“They have gone through so much and this is a way to honour them. They know this is a long love letter that I wrote for them, so they feel very proud.”
While most people write a memoir for themselves, for Australian writer and lawyer Cat Thao Nguyen it was acknowledging the strength and determination of her parents which motivated her.
Her memoir, We are Here, is an evocative and at times confronting insight into her family’s exodus from post-war Vietnam on foot, through the treacherous jungles of Khmer Rouge Cambodia, to a refugee camp in Thailand where Cat Thao was born, and finally boarding a plane to Australia.
For Cat Thao growing up in suburban Bankstown, Western Sydney, however, provided its own challenges for a young refugee trying to find her place. Ahead of her memoir’s launch in Melbourne she spoke to Peril about the journey of writing the book, a process which took seven years.
“I wanted to honour my parents and what they have gone through in order to get to Australia. Even though our story is an uncommon one, it’s a story of persecution, of flight, of desperation, of poverty. These stories help us connect with people different to us,” she said.
Cat Thao found the writing process to be painful, noting how at times she would be “sitting on the computer bawling [her] eyes out.” Despite this, she said that ‘re-living’ such turbulent events through her book was a cathartic experience.
“It has been a really good healing process. It has been important for me and my family to have something documented and this has manifested in the book.”
Piecing together her family history was difficult, especially for her father who had suffered through a harrowing re-education camp after the Fall of Saigon in 1975.
“When I moved to Vietnam in 2008, I decided to go through that journey myself and there were people who were reunited with lost family members, 35 years later. So I actually went to see if I could find my uncle, who had gone missing when we fled.”
“At that point, I asked my dad to write down all the points on the journey, all the towns he went through. He wrote me this letter and I could just feel the anguish from the words he wrote. He said it was the first time since they left that he put it down in words and looked at it and re-lived it,” she said.
“I talked to my mum and rechecked with her a lot of details. I also found letters they had sent to relatives in Vietnam who kept these letters. My parents forgot a lot of things deliberately. I was piecing it all together. It was very painful, especially for my dad, because they had just sort of buried it together for so long.”
For Cat Thao, the full extent of her parent’s plight did not hit her until she was a teenager. When she did become fully aware of their bravery, it only made her more determined to succeed.
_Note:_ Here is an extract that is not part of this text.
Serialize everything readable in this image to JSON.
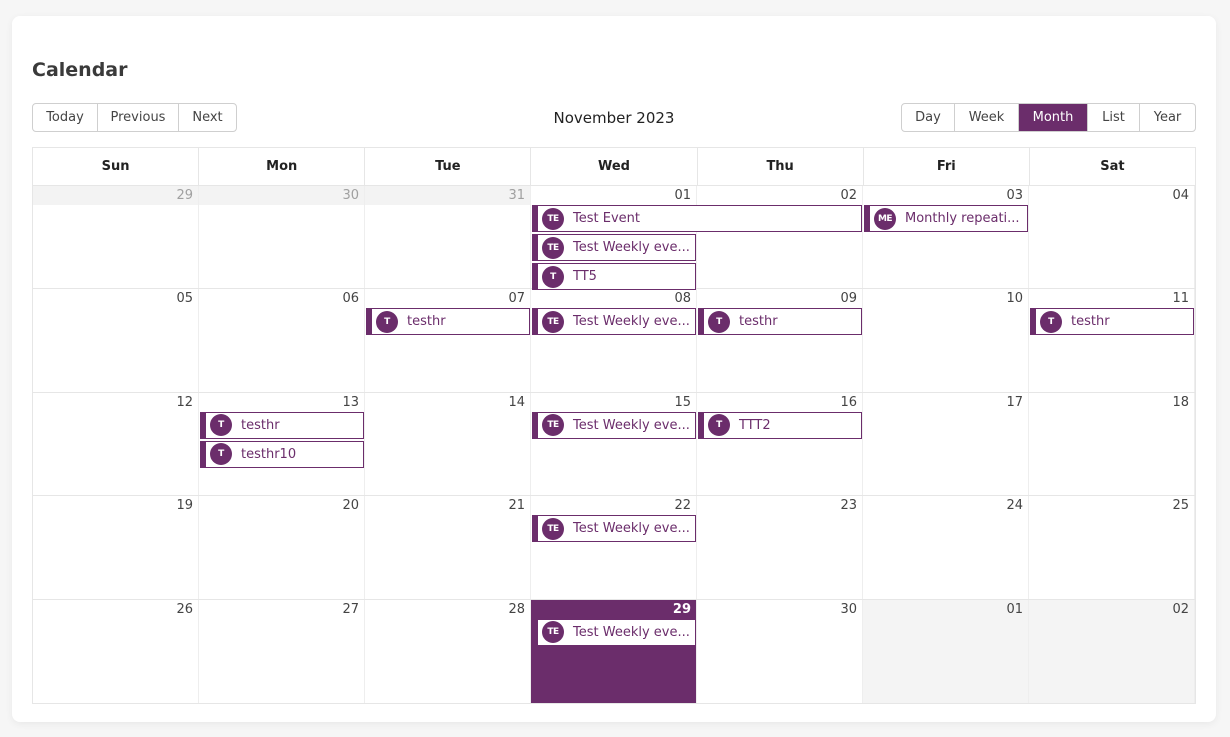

“I remember being 15 or 16 and telling my teachers at school about it and how horrific it was and also crying to them and telling them what my family has gone through. All the pressure I felt to redeem them in some way, to overachieve was astronomical. I remember that so distinctly.”
This redemption materialised back home in Bankstown, where she launched the book recently. She said that Bankstown holds a special place in her heart and being surrounded by family and friends at the launch validated her tireless work crafting the book.
“There were people there who had known my parents for decades. They invited these people. It was a sign that they were proud of the book. And publically I invited them on the stage with my whole family and I spoke to them in Vietnamese and I told them I wanted to thank them for everything they had given me and my brothers and teaching us the values of integrity, persistence, work ethic and also a life of purpose, which is one of social justice and impact. The public acknowledgment for my parents in front of their friends and family and also the book itself, it really took our relationship to another level.”
Writing We Are Here also allowed Cat Thao to learn more about her parents and their traits which have been imbued in her.
“I think that it’s really important to discover your own story, your family story, the generations before you, because undoubtedly it has an impact on who you are and what you become. There is some imprint there and I definitely see clear traits in me from my dad and from my mum.”
She also believes her book can help change the somewhat negative and apathetic attitude to refugees, exemplified by the government’s tough policy on asylum seekers.
“I really hope that through my book we can actually look at the generational consequences of what is happening in Australia right now. In my work as a lawyer in international business, I see that one of the core things required for people to traverse different scenarios and cultures and challenging circumstances is empathy.”
She added that she sees Australia as a country that has “become a very unkind nation and lost our sense of empathy”.
“I think the children of asylum seekers and refugees, like myself, possess a number of different skillsets. Skillset about open mindedness, being able to work through all the difficult circumstances and scenarios in society. I feel that because of my family and the diversity present in Bankstown growing up, I can relate to people on all sorts of levels and that is actually the foundation of creativity and innovation which is a foundational skill that Australians need to have in the 21st century,” she said.
We Are Here’s Melbourne book launch is at Readings in Hawthorn on Thursday the 9th of July with proceeds going to RISE: Refugees Survivors and Ex-Detainees. More information can be found here.